switchMap

switchMap(func) is equivalent to map(func).switch(). It keeps subscribing latest observable at the moment and unsubscribing outdated ones so that it only streams events from latest observable at the moment. Take a look at the marble chart for switch. It illustrates the behavior well.

switchMap is convenient for properly implementing incremental search. Incremental search makes multiple requests to a server. The server can respond in a different order from requests'. Because of the order, a naive implementation may show a wrong result. However, you can effortlessly avoid the caveat if you use switchMap.

Here is an example. Type fast in the text fields. Without switchMap sometimes shows a wrong result while With switchMap always works fine.

JS Bin on jsbin.com

search function mocks an AJAX request. It returns a Promise that resolves after a random delay.

function search(keyword) {
  return new Promise((resolve, reject) => {
    setTimeout(() => {
      resolve('Result of ' + keyword);
    }, Math.random() * 1000);
  });
}

A naive implementation always shows the last response at the time. A wrong result is shown if responses come in a different order from requests'. We could add some debouncing to decrease the chance of the wrong order but it still may happen when response time is longer than the debounce time.

const keyword = document.getElementById('keyword-without');
const result = document.getElementById('result-without');

keyword.addEventListener('keyup', e => {
  const value = e.target.value;
  search(value)
    .then(data => result.textContent = data);
});

switchMap guarantees that the last keyword's result is finally shown.

const keyword = document.getElementById('keyword-with');
const result = document.getElementById('result-with');

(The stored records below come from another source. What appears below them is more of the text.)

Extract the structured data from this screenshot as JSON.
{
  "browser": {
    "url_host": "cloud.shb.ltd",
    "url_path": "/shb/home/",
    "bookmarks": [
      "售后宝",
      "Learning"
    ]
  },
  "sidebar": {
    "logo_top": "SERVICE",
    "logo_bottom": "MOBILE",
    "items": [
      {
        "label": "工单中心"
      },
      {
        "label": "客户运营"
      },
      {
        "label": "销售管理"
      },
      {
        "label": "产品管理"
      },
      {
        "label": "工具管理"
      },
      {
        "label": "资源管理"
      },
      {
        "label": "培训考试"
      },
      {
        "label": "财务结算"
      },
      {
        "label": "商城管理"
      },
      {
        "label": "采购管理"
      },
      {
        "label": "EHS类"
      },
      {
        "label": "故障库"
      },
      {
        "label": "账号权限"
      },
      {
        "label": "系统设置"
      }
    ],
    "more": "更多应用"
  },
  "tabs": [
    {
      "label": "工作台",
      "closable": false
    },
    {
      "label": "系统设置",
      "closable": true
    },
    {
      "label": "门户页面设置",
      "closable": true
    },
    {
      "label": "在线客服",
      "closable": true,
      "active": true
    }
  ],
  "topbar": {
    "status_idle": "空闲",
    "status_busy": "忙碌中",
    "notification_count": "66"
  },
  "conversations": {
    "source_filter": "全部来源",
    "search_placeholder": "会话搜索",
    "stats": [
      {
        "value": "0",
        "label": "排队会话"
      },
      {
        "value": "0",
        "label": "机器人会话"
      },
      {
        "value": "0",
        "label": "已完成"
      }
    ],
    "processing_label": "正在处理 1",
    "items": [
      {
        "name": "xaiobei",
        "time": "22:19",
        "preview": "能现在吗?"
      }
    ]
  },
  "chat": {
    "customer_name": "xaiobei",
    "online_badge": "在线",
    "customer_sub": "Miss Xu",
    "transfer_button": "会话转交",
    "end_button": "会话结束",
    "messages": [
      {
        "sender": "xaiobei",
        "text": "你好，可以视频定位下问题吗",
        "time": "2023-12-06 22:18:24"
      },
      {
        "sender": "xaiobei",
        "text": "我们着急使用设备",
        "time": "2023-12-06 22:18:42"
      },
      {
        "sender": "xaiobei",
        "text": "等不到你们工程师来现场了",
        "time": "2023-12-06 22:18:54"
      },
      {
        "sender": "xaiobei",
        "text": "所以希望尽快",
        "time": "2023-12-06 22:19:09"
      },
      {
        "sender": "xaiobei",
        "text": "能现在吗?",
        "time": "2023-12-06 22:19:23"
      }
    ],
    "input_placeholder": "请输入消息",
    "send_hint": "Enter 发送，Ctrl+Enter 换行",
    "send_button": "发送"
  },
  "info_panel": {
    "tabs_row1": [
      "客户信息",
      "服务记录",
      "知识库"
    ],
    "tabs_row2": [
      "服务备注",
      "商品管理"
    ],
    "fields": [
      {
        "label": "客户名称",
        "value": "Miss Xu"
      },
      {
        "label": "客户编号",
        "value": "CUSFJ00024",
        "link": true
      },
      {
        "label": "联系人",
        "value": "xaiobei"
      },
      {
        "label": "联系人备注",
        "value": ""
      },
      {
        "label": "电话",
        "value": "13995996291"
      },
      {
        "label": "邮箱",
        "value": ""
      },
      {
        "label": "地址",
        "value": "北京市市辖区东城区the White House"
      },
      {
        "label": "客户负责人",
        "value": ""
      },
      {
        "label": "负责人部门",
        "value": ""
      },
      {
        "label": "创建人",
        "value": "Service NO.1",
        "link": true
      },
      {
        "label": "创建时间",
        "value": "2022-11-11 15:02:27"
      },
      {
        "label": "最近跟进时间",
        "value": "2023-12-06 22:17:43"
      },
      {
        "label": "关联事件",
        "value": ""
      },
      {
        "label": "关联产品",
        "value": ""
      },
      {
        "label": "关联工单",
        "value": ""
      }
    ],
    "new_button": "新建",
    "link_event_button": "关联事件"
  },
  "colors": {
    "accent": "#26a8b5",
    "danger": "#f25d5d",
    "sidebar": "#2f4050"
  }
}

const keyword$ = Rx.Observable.fromEvent(keyword, 'keyup')
  .map(e => e.target.value);
keyword$
  .switchMap(search)
  .subscribe(data => result.textContent = data);